With this program, peers can show recognition to those who have helped them with their work, achieved a job goal, or have performed well. This type of award fosters encouragement amongst peers and shows them that their hard work is recognized.
Instead of just having one Employee of the Month, why not dole out awards for different categories or criteria.
For example, SnackNation recognizes its employees by giving out a Value Victor award to the most hardworking employees of that month. The award comes with preferred parking, a trophy, and a bag of snacks. They outline that the Value Victors display and exemplify a few core values of the company.
Each company will have its criteria, but it's good to note that there is more than one Value, Victor, meaning that multiple employees can earn the award and receive recognition for that month.
Another example could be a problem-solver award. Some employees work well under pressure, and others do not. It’s good to recognize these employees for the hard work to solve problems and find solutions. The Problem Solver Award recognizes those employees who can make a success out of chaos.
A Collaboration of the Month award is suitable for a team working on a project together. Instead of singling out one person to get rewarded, the whole team receives recognition.

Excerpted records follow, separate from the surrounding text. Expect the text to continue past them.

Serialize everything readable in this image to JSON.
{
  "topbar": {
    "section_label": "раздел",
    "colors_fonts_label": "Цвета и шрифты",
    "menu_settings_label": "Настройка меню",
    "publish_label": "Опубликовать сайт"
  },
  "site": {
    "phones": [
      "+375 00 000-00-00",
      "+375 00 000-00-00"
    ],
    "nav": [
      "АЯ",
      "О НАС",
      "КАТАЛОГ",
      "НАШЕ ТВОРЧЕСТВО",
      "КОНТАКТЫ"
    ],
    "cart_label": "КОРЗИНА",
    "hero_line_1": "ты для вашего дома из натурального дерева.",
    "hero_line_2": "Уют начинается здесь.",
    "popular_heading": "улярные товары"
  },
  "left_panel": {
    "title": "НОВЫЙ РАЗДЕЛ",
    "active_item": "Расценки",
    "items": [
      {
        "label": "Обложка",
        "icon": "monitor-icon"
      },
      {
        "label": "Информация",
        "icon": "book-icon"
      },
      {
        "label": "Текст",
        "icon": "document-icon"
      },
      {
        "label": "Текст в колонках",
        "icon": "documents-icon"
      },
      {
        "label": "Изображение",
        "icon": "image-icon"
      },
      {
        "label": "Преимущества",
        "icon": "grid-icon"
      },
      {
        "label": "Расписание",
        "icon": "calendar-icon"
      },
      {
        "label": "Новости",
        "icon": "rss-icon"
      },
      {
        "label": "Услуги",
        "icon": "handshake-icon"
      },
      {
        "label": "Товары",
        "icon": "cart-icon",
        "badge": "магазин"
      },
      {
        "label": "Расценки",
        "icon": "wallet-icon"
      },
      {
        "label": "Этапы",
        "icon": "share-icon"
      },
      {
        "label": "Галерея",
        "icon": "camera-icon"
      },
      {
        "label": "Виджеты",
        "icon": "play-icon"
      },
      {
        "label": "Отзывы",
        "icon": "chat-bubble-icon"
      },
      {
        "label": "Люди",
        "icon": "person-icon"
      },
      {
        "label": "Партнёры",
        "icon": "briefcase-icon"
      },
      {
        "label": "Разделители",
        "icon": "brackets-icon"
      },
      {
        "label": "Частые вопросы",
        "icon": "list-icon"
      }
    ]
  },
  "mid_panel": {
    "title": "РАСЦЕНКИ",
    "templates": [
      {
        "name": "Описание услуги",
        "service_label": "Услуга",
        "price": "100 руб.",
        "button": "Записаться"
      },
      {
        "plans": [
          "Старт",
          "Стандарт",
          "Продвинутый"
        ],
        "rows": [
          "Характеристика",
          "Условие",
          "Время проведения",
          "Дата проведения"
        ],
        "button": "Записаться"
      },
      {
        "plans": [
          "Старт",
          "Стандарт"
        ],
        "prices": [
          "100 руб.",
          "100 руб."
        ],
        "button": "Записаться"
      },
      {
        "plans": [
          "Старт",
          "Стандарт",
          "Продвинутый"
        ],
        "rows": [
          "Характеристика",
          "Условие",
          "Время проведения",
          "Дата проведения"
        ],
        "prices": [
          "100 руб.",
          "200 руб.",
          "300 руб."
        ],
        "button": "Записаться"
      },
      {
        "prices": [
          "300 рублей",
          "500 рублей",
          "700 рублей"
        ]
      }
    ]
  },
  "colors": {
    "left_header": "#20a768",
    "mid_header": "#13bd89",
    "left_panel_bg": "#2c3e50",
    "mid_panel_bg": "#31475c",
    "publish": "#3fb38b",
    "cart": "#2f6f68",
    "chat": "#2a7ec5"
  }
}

This type of award fosters an environment of collaboration and cooperation amongst the employees, encouraging them to work together as a team and driving workplace performance.
Started by Staten Island University Hospital, the Go the Extra Mile Program rewards hospital employees for quickly moving hospital patients around or doing anything that helps the hospital improve efficiency.
It works because employees nominate each other for doing anything that improves the department's work. Then, the leader or employer tallies these nominations to find the winner. This program puts the employees in the frontline of deciding who gets the award, providing a more democratic way of doing things.
What boosts morale better than having a recognition or appreciation day? Employers plan a day where they have a barbecue or some type of party to hand out awards for different actions.
According to Gallup's study, almost 2 of 3 people received no recognition for their work last year, and 99 out of 100 say that they would like a more positive work environment.
So, having a recognition day will not only boost team morale but show your employees that they are appreciated and valuable to the company.
The ad agency Omelet started a program called 60/60. It gives employees two hours a week to work on a project about which they are passionate. This program is about valuing your employees' passions and showing that you respect them as unique individuals.
Although a step in the right direction for employee recognition, Employee of the Month is a bit outdated, it doesn’t truly show your employees that you appreciate them. So, for this type of program to work, it needs to be a stepping stone in a well-rounded employee recognition strategy.
Try out some of our alternative employee recognition ideas to make sure that all your employees feel appreciated for their hard work. Empuls by Xoxoday can also make recognition much easier. With just a few clicks, you can easily recognize and motivate your employees. This is bound to improve morale and have a positive impact on your business.